-- Extracted material --
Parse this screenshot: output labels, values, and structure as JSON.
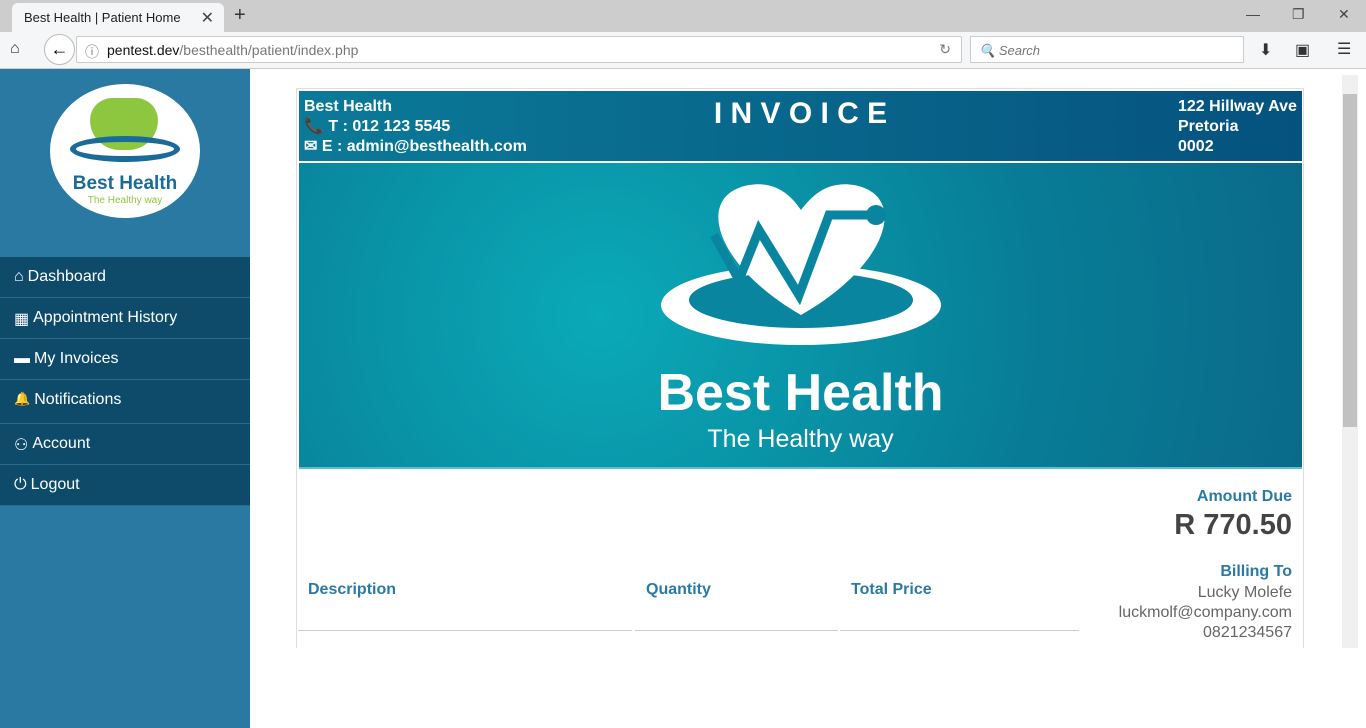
{
  "browser": {
    "tab_title": "Best Health | Patient Home",
    "url_host": "pentest.dev",
    "url_path": "/besthealth/patient/index.php",
    "search_placeholder": "Search"
  },
  "sidebar": {
    "logo_title": "Best Health",
    "logo_tagline": "The Healthy way",
    "items": [
      {
        "icon": "home-icon",
        "label": "Dashboard",
        "glyph": "⌂"
      },
      {
        "icon": "calendar-icon",
        "label": "Appointment History",
        "glyph": "▦"
      },
      {
        "icon": "credit-card-icon",
        "label": "My Invoices",
        "glyph": "▬"
      },
      {
        "icon": "bell-icon",
        "label": "Notifications",
        "glyph": "🔔"
      },
      {
        "icon": "user-icon",
        "label": "Account",
        "glyph": "⚇"
      },
      {
        "icon": "power-icon",
        "label": "Logout",
        "glyph": "⏻"
      }
    ]
  },
  "invoice": {
    "company": "Best Health",
    "phone": "T : 012 123 5545",
    "email": "E : admin@besthealth.com",
    "title": "I N V O I C E",
    "address": [
      "122 Hillway Ave",
      "Pretoria",
      "0002"
    ],
    "banner_title": "Best Health",
    "banner_tagline": "The Healthy way",
    "amount_due_label": "Amount Due",
    "amount_due": "R 770.50",
    "billing_label": "Billing To",
    "billing": [
      "Lucky Molefe",
      "luckmolf@company.com",
      "0821234567"
    ],
    "columns": [
      "Description",
      "Quantity",
      "Total Price"
    ]
  }
}
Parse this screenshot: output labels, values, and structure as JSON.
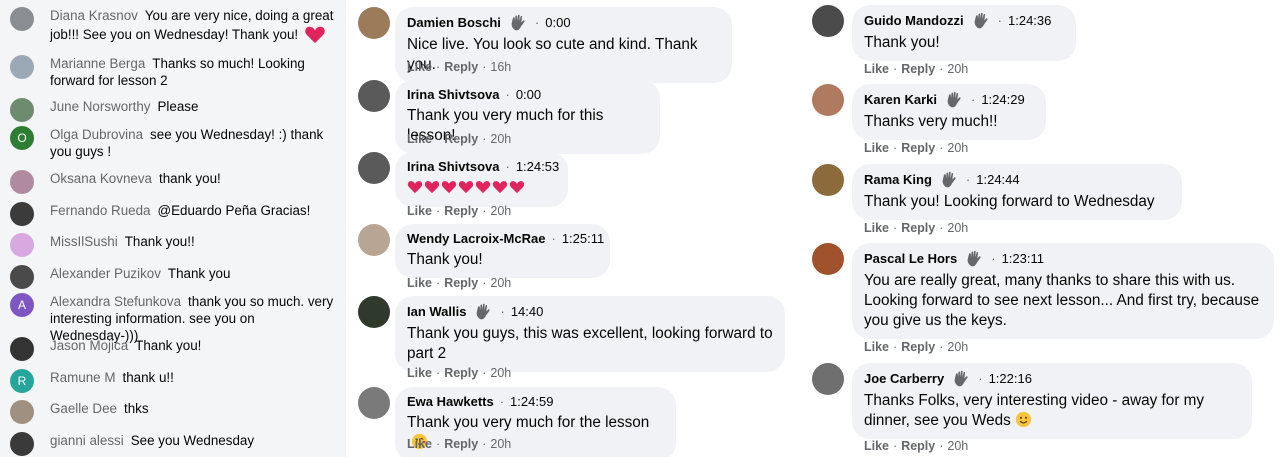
{
  "live_chat": [
    {
      "name": "Diana Krasnov",
      "message": "You are very nice, doing a great job!!! See you on Wednesday! Thank you!",
      "avatar_color": "#8a8d91",
      "has_heart": true
    },
    {
      "name": "Marianne Berga",
      "message": "Thanks so much! Looking forward for lesson 2",
      "avatar_color": "#9aa9b5"
    },
    {
      "name": "June Norsworthy",
      "message": "Please",
      "avatar_color": "#6e8a6f"
    },
    {
      "name": "Olga Dubrovina",
      "message": "see you Wednesday! :) thank you guys !",
      "avatar_color": "#2e7d32",
      "avatar_letter": "O"
    },
    {
      "name": "Oksana Kovneva",
      "message": "thank you!",
      "avatar_color": "#b08aa0"
    },
    {
      "name": "Fernando Rueda",
      "message": "@Eduardo Peña Gracias!",
      "avatar_color": "#3b3b3b"
    },
    {
      "name": "MissIlSushi",
      "message": "Thank you!!",
      "avatar_color": "#d9a8e0"
    },
    {
      "name": "Alexander Puzikov",
      "message": "Thank you",
      "avatar_color": "#4a4a4a"
    },
    {
      "name": "Alexandra Stefunkova",
      "message": "thank you so much. very interesting information. see you on Wednesday-)))",
      "avatar_color": "#7e57c2",
      "avatar_letter": "A"
    },
    {
      "name": "Jason Mojica",
      "message": "Thank you!",
      "avatar_color": "#333333"
    },
    {
      "name": "Ramune M",
      "message": "thank u!!",
      "avatar_color": "#26a69a",
      "avatar_letter": "R"
    },
    {
      "name": "Gaelle Dee",
      "message": "thks",
      "avatar_color": "#a09080"
    },
    {
      "name": "gianni alessi",
      "message": "See you Wednesday",
      "avatar_color": "#3a3a3a"
    }
  ],
  "comments": [
    {
      "name": "Damien Boschi",
      "badge": true,
      "time": "0:00",
      "text": "Nice live. You look so cute and kind. Thank you.",
      "like": "Like",
      "reply": "Reply",
      "age": "16h",
      "avatar_color": "#9c7b5a"
    },
    {
      "name": "Irina Shivtsova",
      "badge": false,
      "time": "0:00",
      "text": "Thank you very much for this lesson!",
      "like": "Like",
      "reply": "Reply",
      "age": "20h",
      "avatar_color": "#5a5a5a"
    },
    {
      "name": "Irina Shivtsova",
      "badge": false,
      "time": "1:24:53",
      "text": "",
      "hearts": 7,
      "like": "Like",
      "reply": "Reply",
      "age": "20h",
      "avatar_color": "#5a5a5a"
    },
    {
      "name": "Wendy Lacroix-McRae",
      "badge": false,
      "time": "1:25:11",
      "text": "Thank you!",
      "like": "Like",
      "reply": "Reply",
      "age": "20h",
      "avatar_color": "#b9a593"
    },
    {
      "name": "Ian Wallis",
      "badge": true,
      "time": "14:40",
      "text": "Thank you guys, this was excellent, looking forward to part 2",
      "like": "Like",
      "reply": "Reply",
      "age": "20h",
      "avatar_color": "#2f3a2c"
    },
    {
      "name": "Ewa Hawketts",
      "badge": false,
      "time": "1:24:59",
      "text": "Thank you very much for the lesson",
      "emoji": "kiss",
      "like": "Like",
      "reply": "Reply",
      "age": "20h",
      "avatar_color": "#7a7a7a"
    },
    {
      "name": "Guido Mandozzi",
      "badge": true,
      "time": "1:24:36",
      "text": "Thank you!",
      "like": "Like",
      "reply": "Reply",
      "age": "20h",
      "avatar_color": "#4b4b4b"
    },
    {
      "name": "Karen Karki",
      "badge": true,
      "time": "1:24:29",
      "text": "Thanks very much!!",
      "like": "Like",
      "reply": "Reply",
      "age": "20h",
      "avatar_color": "#b07a60"
    },
    {
      "name": "Rama King",
      "badge": true,
      "time": "1:24:44",
      "text": "Thank you! Looking forward to Wednesday",
      "like": "Like",
      "reply": "Reply",
      "age": "20h",
      "avatar_color": "#8c6a3c"
    },
    {
      "name": "Pascal Le Hors",
      "badge": true,
      "time": "1:23:11",
      "text": "You are really great, many thanks to share this with us. Looking forward to see next lesson... And first try, because you give us the keys.",
      "like": "Like",
      "reply": "Reply",
      "age": "20h",
      "avatar_color": "#a0522d"
    },
    {
      "name": "Joe Carberry",
      "badge": true,
      "time": "1:22:16",
      "text": "Thanks Folks, very interesting video - away for my dinner, see you Weds",
      "emoji": "smile",
      "like": "Like",
      "reply": "Reply",
      "age": "20h",
      "avatar_color": "#6f6f6f"
    }
  ],
  "colors": {
    "bubble": "#f0f2f5",
    "secondary_text": "#65676b",
    "heart": "#e0245e"
  },
  "icons": {
    "badge": "waving-hand-icon",
    "heart": "heart-emoji-icon",
    "kiss": "kissing-face-emoji-icon",
    "smile": "smiling-face-emoji-icon"
  }
}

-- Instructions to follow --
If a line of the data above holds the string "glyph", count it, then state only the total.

-- Solution --
6